• [Instructions for the task]: Which lines below hold the word "JSON"? Copy all of them.

• [Data for this task]:
----------------

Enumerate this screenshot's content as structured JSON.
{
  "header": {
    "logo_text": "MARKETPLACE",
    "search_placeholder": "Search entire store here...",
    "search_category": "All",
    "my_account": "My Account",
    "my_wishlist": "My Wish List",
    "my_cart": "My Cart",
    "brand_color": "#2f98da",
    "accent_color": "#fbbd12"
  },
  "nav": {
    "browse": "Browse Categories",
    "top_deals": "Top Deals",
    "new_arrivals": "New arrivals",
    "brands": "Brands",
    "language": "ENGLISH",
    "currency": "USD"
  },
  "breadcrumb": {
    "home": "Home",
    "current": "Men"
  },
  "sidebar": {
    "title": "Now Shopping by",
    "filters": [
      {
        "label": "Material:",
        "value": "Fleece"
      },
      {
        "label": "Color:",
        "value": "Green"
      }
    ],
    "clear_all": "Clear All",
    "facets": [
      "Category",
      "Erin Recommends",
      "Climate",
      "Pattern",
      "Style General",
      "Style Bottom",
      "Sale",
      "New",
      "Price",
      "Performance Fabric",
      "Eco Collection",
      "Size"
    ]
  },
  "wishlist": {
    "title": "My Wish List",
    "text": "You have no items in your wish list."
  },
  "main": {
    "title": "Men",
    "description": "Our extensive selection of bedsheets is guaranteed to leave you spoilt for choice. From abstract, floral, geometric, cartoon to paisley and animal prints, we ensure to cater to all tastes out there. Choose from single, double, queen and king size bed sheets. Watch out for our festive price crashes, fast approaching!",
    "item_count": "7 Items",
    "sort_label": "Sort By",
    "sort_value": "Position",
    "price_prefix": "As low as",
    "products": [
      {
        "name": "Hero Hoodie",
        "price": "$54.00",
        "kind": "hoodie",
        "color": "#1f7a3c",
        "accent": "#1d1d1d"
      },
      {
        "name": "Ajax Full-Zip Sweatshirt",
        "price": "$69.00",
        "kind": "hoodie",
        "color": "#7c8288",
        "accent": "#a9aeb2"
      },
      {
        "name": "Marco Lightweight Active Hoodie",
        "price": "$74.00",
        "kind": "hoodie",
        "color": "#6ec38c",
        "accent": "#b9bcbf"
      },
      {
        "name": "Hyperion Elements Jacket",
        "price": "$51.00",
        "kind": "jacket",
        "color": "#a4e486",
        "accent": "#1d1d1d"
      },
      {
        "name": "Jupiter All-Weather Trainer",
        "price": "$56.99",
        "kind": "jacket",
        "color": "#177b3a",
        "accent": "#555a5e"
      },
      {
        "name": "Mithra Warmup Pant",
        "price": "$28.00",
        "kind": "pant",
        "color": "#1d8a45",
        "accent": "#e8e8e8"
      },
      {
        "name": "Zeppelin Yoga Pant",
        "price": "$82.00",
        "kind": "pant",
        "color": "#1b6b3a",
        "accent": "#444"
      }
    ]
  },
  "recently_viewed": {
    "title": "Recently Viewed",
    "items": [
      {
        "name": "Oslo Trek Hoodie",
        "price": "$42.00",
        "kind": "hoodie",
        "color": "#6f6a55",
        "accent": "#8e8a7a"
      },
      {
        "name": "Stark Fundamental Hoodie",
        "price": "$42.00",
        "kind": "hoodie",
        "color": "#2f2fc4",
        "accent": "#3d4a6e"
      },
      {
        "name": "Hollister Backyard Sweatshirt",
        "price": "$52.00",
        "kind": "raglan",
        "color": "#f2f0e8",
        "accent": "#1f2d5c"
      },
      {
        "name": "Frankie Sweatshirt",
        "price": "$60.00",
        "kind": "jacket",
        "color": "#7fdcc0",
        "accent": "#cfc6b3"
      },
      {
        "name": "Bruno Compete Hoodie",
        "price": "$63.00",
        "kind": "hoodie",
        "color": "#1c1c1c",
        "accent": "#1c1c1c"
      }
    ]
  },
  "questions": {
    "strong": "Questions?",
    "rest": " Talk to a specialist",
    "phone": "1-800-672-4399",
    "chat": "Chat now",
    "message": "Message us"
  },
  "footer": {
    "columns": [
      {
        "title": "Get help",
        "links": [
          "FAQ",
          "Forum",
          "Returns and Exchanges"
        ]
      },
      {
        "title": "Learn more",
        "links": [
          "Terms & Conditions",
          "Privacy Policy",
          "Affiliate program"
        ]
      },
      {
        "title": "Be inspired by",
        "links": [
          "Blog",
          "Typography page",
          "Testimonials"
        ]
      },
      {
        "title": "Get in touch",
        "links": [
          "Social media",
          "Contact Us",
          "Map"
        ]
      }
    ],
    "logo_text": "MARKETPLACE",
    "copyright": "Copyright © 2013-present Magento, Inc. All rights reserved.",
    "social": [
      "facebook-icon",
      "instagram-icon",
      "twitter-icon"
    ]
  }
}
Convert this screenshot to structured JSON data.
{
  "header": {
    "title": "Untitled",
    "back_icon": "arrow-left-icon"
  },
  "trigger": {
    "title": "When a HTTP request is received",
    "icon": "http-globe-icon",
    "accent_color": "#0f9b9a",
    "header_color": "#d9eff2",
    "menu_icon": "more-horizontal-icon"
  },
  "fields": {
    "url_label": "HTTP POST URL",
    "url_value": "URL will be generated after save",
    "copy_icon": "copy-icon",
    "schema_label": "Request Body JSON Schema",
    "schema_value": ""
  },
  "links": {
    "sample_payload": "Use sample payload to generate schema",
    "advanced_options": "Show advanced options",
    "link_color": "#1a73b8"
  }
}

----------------

• [Your solution]:
Enumerate this screenshot's content as structured JSON.
Convert this screenshot to structured JSON data.
    "schema_label": "Request Body JSON Schema",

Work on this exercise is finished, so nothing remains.